Look through the data below. Collect every line where the word "Database" occurs.

● ● ● ● ●

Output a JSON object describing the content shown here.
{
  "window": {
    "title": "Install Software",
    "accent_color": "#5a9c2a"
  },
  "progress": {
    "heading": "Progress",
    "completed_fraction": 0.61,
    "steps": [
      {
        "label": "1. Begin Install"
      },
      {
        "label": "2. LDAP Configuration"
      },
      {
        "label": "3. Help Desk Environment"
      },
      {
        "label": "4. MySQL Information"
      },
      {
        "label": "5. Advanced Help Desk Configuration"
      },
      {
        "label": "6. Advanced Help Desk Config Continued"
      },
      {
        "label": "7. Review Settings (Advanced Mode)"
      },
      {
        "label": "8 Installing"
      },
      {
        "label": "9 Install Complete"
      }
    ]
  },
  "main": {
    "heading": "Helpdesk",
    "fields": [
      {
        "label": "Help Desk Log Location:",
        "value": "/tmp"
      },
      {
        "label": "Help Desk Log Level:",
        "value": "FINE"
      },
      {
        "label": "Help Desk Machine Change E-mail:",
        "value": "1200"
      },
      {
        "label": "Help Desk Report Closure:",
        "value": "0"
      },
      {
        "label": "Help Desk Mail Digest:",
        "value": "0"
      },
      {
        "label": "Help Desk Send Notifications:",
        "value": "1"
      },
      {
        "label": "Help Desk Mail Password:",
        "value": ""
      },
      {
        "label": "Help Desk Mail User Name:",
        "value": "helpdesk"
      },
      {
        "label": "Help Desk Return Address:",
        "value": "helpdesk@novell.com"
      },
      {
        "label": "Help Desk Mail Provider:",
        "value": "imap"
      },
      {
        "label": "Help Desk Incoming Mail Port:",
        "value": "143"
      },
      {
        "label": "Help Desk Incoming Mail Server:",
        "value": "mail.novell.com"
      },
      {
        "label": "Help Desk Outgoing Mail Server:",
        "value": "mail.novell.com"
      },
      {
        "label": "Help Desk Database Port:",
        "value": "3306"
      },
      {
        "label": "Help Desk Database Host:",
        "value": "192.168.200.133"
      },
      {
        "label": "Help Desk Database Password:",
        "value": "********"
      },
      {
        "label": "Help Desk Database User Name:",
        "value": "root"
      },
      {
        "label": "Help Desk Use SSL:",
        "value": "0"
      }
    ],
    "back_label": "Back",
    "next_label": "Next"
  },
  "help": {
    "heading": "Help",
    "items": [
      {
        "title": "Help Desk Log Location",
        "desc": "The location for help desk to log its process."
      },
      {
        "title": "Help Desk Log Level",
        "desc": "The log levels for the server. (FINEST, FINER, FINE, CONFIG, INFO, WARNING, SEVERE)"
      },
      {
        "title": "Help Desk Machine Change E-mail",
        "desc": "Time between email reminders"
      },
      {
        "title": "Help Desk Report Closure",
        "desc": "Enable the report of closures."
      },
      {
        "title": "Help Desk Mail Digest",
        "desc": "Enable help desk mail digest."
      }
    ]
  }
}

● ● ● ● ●

:: Finished exercise ::
        "label": "Help Desk Database Port:",
        "label": "Help Desk Database Host:",
        "label": "Help Desk Database Password:",
        "label": "Help Desk Database User Name:",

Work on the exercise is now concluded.